Interface dataset entries:

○ ○ ○ ○ ○

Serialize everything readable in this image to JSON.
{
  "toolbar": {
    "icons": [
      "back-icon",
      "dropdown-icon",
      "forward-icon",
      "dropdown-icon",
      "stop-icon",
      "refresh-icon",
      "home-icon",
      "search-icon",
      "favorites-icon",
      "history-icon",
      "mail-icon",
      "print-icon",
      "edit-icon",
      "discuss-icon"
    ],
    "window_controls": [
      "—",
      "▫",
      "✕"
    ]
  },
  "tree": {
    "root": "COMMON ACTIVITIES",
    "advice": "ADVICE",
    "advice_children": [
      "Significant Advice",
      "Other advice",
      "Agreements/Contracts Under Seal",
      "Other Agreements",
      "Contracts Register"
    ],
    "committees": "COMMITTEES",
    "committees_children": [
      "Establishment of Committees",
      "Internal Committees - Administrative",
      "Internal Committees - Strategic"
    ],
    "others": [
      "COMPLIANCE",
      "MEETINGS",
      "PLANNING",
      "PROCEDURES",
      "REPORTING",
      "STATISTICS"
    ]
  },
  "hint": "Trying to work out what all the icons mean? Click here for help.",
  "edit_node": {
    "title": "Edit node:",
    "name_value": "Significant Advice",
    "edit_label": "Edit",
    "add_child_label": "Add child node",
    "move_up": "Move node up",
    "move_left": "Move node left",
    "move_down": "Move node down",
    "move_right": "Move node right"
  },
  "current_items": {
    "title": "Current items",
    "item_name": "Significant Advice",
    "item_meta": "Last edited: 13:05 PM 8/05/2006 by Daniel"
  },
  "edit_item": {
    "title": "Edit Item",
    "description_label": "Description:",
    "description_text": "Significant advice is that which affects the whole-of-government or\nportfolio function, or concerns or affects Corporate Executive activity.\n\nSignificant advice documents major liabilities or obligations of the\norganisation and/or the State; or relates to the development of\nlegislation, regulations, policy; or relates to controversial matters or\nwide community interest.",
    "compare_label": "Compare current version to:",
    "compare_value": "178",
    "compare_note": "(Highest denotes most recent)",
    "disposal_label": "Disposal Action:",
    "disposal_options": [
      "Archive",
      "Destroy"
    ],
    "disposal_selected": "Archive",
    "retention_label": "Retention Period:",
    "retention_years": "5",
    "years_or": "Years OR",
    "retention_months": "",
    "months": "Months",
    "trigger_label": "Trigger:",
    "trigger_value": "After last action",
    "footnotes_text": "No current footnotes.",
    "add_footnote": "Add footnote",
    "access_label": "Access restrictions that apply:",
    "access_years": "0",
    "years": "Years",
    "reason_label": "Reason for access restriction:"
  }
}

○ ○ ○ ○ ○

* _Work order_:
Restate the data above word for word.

* _Problem solution_:
Serialize everything readable in this image to JSON.
{
  "toolbar": {
    "icons": [
      "back-icon",
      "dropdown-icon",
      "forward-icon",
      "dropdown-icon",
      "stop-icon",
      "refresh-icon",
      "home-icon",
      "search-icon",
      "favorites-icon",
      "history-icon",
      "mail-icon",
      "print-icon",
      "edit-icon",
      "discuss-icon"
    ],
    "window_controls": [
      "—",
      "▫",
      "✕"
    ]
  },
  "tree": {
    "root": "COMMON ACTIVITIES",
    "advice": "ADVICE",
    "advice_children": [
      "Significant Advice",
      "Other advice",
      "Agreements/Contracts Under Seal",
      "Other Agreements",
      "Contracts Register"
    ],
    "committees": "COMMITTEES",
    "committees_children": [
      "Establishment of Committees",
      "Internal Committees - Administrative",
      "Internal Committees - Strategic"
    ],
    "others": [
      "COMPLIANCE",
      "MEETINGS",
      "PLANNING",
      "PROCEDURES",
      "REPORTING",
      "STATISTICS"
    ]
  },
  "hint": "Trying to work out what all the icons mean? Click here for help.",
  "edit_node": {
    "title": "Edit node:",
    "name_value": "Significant Advice",
    "edit_label": "Edit",
    "add_child_label": "Add child node",
    "move_up": "Move node up",
    "move_left": "Move node left",
    "move_down": "Move node down",
    "move_right": "Move node right"
  },
  "current_items": {
    "title": "Current items",
    "item_name": "Significant Advice",
    "item_meta": "Last edited: 13:05 PM 8/05/2006 by Daniel"
  },
  "edit_item": {
    "title": "Edit Item",
    "description_label": "Description:",
    "description_text": "Significant advice is that which affects the whole-of-government or\nportfolio function, or concerns or affects Corporate Executive activity.\n\nSignificant advice documents major liabilities or obligations of the\norganisation and/or the State; or relates to the development of\nlegislation, regulations, policy; or relates to controversial matters or\nwide community interest.",
    "compare_label": "Compare current version to:",
    "compare_value": "178",
    "compare_note": "(Highest denotes most recent)",
    "disposal_label": "Disposal Action:",
    "disposal_options": [
      "Archive",
      "Destroy"
    ],
    "disposal_selected": "Archive",
    "retention_label": "Retention Period:",
    "retention_years": "5",
    "years_or": "Years OR",
    "retention_months": "",
    "months": "Months",
    "trigger_label": "Trigger:",
    "trigger_value": "After last action",
    "footnotes_text": "No current footnotes.",
    "add_footnote": "Add footnote",
    "access_label": "Access restrictions that apply:",
    "access_years": "0",
    "years": "Years",
    "reason_label": "Reason for access restriction:"
  }
}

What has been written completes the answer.